Read more: How Berlin's rent freeze compares globally
Berlin: Still a good investment
In any case, the sale shows Berlin property remains an attractive investment, despite the city's left-wing government and its recently introduced a five-year "rent freeze." But then, the rent regulation has its limitations.
"Clearly big investors aren't deterred by the rent cap to make a profit here," Wibke Werner of the Berlin Tenants' Association told DW. "The assumption is that they're going to wait out the five years of the rent cap in order to make their profits then."
Gothe also concluded that companies like Heimstaden were making their big investments now on the assumption that the rent cap would be overturned in court. "I'm pretty sure that's their calculation," he said.
"What this tells us is that we need to discuss how things will continue after the rent cap expires," said Werner.

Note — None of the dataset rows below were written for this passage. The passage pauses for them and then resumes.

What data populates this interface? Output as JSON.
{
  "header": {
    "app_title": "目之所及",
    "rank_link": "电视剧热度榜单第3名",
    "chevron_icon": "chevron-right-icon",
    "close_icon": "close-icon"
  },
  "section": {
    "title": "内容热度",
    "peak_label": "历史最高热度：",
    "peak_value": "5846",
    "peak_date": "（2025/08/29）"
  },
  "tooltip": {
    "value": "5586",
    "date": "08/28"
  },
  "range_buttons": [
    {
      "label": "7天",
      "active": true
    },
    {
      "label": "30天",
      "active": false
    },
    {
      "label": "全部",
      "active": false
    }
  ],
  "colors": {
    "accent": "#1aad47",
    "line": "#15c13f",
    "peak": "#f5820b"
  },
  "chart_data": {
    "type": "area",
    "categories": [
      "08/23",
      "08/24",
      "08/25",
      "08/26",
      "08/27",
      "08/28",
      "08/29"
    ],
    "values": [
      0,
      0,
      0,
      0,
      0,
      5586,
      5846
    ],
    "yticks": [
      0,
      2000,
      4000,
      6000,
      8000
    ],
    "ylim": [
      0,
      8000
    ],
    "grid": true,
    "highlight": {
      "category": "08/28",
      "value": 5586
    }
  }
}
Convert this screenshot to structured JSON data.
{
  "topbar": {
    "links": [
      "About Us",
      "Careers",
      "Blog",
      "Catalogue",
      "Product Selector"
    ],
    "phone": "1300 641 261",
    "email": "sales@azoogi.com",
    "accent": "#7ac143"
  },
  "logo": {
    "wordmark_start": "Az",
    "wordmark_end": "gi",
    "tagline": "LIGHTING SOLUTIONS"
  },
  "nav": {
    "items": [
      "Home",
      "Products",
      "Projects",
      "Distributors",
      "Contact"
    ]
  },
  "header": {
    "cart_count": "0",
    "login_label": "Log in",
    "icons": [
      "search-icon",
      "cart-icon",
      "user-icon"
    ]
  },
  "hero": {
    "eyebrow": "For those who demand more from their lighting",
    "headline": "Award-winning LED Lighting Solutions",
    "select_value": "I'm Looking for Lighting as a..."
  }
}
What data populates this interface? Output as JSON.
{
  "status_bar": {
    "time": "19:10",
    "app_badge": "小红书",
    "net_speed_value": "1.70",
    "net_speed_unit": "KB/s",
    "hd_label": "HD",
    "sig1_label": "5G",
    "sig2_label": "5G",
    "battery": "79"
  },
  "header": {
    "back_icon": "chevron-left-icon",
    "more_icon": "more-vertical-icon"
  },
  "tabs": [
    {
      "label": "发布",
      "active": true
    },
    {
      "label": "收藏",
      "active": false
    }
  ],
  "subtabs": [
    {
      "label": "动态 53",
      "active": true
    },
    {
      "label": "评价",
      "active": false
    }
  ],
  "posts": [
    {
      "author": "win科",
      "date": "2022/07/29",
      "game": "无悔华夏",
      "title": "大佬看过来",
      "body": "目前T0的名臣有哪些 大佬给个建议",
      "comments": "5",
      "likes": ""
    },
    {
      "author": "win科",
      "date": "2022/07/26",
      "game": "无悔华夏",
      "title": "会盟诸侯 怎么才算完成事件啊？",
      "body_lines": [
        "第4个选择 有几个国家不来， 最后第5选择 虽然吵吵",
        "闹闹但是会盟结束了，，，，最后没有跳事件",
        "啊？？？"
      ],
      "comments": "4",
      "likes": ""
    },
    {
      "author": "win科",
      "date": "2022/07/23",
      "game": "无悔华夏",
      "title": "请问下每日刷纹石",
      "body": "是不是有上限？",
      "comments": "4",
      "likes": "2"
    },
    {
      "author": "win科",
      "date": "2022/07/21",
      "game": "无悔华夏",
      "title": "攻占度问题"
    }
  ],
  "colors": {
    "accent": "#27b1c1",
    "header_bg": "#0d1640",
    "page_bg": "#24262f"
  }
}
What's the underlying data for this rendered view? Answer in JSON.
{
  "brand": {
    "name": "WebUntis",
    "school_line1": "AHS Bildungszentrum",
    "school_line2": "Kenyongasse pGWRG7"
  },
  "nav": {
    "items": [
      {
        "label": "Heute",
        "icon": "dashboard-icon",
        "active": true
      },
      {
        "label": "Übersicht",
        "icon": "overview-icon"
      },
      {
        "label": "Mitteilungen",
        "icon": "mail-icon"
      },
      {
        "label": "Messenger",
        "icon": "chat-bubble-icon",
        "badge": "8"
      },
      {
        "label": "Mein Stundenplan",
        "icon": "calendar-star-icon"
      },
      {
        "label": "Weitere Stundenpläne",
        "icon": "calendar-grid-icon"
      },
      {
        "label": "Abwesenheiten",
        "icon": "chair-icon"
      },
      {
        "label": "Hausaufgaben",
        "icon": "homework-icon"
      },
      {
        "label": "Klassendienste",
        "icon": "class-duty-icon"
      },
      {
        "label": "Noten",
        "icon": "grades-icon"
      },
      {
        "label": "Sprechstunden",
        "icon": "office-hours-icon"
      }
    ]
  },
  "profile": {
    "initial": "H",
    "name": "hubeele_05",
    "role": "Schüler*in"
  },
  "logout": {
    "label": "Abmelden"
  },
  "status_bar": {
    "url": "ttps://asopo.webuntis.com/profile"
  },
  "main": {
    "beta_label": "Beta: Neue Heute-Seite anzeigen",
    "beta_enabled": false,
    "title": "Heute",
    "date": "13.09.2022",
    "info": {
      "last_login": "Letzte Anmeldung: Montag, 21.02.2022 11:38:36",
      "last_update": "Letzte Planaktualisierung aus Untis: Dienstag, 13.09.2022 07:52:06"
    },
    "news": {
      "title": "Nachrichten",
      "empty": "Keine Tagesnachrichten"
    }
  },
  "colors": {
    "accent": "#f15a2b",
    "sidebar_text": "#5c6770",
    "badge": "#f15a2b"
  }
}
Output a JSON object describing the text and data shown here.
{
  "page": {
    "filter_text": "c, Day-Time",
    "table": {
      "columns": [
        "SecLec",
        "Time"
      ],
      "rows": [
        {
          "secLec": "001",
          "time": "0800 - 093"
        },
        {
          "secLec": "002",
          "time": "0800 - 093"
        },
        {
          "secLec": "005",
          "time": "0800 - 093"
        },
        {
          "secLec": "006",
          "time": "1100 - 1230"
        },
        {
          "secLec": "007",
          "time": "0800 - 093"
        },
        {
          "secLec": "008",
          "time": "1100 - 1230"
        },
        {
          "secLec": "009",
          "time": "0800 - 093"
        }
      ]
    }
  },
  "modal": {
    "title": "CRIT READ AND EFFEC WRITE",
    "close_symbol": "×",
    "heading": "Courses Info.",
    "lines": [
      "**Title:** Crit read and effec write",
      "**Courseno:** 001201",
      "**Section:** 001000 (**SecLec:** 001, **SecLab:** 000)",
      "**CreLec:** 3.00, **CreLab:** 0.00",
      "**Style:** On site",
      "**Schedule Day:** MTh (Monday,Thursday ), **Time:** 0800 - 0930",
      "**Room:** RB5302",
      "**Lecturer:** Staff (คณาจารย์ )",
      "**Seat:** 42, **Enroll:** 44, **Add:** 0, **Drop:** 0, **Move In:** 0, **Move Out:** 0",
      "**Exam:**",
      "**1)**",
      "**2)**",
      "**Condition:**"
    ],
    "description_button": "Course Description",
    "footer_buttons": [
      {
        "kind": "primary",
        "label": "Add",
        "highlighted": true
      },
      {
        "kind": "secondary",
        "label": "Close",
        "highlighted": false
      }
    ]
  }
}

The way landlords have reacted to Berlin's rent cap so far has caused much insecurity among people trying to find somewhere to rent. It's become routine now for landlords to list two separate rent prices on their ads: the actual rent and a higher "shadow rent" which would be payable retroactively if Germany's constitutional court were to overturn the rent cap. Tenants are being advised to save up the difference should the rent suddenly be hiked in the future.
Wibke Werner says the Berlin Tenants' Association considers these shadow rents unlawful, pointing out that the rent cap is the currently applicable law, and was working on a legal challenge to them.
For Anderson, meanwhile, the problem is allowing major investors to enter the housing market in the first place: "There's just always a basic conflict of interests between the commitments of a share-oriented company to make profits for the shareholders and the needs of tenants, who just want an affordable home and to be left alone."